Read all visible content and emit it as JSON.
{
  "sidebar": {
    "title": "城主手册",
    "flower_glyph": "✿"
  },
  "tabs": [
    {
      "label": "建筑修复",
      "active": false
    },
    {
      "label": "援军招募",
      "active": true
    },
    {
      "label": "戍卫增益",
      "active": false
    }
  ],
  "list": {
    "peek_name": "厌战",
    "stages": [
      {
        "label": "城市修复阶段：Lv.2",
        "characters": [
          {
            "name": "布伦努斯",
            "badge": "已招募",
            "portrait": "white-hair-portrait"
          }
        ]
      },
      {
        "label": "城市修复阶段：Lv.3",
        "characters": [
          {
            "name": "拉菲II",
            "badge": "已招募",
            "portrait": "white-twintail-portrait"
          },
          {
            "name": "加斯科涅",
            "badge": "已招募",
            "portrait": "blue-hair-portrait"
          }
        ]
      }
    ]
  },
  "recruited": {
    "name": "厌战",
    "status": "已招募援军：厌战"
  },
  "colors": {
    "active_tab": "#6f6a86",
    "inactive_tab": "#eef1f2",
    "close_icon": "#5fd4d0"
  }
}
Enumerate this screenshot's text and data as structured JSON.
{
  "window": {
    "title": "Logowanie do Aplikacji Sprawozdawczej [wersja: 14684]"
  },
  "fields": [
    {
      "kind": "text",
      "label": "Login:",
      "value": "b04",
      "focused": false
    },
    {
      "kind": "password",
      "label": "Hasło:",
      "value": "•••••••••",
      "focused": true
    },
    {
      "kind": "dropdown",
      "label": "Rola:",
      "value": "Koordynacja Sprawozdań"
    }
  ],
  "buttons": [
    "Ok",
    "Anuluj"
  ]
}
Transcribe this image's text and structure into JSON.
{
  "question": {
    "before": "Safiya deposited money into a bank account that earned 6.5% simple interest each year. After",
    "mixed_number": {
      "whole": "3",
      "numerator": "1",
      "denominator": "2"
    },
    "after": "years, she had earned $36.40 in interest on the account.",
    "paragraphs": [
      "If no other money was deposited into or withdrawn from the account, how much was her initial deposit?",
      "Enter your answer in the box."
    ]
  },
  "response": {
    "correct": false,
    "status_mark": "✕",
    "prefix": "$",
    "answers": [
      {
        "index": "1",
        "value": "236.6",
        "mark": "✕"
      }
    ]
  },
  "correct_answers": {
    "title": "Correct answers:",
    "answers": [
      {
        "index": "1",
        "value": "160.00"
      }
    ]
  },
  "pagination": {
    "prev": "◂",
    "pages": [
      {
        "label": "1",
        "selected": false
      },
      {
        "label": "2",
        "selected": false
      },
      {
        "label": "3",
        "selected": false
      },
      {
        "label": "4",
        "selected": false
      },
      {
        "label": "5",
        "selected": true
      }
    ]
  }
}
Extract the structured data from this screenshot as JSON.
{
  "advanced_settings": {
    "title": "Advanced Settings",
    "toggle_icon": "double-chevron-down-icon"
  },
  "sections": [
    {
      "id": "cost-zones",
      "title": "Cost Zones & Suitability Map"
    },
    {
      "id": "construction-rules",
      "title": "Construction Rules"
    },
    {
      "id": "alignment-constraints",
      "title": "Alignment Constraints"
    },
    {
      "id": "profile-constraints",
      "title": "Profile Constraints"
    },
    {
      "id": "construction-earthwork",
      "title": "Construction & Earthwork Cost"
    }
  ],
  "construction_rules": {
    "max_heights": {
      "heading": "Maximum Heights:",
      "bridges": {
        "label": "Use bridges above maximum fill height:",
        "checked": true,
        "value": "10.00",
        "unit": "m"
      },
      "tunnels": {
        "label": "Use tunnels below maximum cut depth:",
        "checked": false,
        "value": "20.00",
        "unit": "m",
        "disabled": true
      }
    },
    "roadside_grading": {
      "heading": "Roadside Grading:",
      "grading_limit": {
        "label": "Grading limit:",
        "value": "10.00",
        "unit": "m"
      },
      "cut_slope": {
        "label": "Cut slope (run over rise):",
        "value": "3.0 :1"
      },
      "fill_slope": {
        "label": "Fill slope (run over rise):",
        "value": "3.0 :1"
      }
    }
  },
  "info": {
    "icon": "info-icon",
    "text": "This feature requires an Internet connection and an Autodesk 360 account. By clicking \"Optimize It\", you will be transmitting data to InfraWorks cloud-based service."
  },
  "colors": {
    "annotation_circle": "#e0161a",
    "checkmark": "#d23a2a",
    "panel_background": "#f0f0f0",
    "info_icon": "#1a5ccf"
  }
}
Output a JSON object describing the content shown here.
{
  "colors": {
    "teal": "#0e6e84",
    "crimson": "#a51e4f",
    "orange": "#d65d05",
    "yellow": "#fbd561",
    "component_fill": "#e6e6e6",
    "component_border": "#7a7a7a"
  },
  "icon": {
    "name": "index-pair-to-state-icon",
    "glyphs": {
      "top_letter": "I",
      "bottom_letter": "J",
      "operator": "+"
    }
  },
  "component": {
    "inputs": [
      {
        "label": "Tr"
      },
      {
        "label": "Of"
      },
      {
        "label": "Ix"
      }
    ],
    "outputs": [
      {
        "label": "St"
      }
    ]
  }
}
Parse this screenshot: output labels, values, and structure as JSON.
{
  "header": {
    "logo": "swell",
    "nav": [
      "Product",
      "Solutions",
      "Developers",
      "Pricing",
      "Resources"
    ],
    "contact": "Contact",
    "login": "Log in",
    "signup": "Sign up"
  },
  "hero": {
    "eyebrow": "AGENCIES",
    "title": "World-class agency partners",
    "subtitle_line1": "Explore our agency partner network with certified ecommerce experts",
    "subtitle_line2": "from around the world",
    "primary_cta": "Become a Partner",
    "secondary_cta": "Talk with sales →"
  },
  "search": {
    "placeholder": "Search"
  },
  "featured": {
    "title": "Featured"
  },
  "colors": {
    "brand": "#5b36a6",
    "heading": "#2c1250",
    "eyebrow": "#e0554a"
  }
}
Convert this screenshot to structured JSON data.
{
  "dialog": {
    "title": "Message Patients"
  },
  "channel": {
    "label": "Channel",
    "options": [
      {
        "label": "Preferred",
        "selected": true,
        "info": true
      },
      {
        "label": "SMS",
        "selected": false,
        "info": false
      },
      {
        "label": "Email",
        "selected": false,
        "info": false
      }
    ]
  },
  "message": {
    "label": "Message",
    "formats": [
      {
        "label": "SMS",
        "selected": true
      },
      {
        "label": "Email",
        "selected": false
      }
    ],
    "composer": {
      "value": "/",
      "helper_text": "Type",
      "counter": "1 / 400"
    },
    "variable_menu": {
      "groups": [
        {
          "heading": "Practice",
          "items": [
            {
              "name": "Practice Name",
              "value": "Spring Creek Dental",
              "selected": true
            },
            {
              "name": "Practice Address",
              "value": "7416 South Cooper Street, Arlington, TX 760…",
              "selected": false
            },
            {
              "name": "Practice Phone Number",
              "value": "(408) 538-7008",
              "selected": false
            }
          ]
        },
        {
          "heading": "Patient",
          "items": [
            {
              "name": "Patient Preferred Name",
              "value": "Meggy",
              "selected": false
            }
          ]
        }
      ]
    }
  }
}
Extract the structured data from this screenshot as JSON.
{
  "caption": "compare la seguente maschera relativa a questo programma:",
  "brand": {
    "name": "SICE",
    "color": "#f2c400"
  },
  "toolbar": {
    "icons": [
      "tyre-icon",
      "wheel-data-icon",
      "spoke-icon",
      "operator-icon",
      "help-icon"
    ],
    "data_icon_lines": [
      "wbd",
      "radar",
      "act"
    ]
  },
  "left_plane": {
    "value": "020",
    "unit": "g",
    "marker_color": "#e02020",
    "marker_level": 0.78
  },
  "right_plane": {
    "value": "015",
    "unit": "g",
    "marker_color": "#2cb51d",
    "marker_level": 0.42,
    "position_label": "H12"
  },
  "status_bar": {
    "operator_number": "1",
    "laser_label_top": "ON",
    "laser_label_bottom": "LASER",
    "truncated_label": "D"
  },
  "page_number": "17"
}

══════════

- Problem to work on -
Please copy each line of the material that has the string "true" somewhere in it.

- Expected answer -
      "active": true
      "focused": true
        "selected": true
        "checked": true,
        "disabled": true
        "selected": true,
        "info": true
        "selected": true
              "selected": true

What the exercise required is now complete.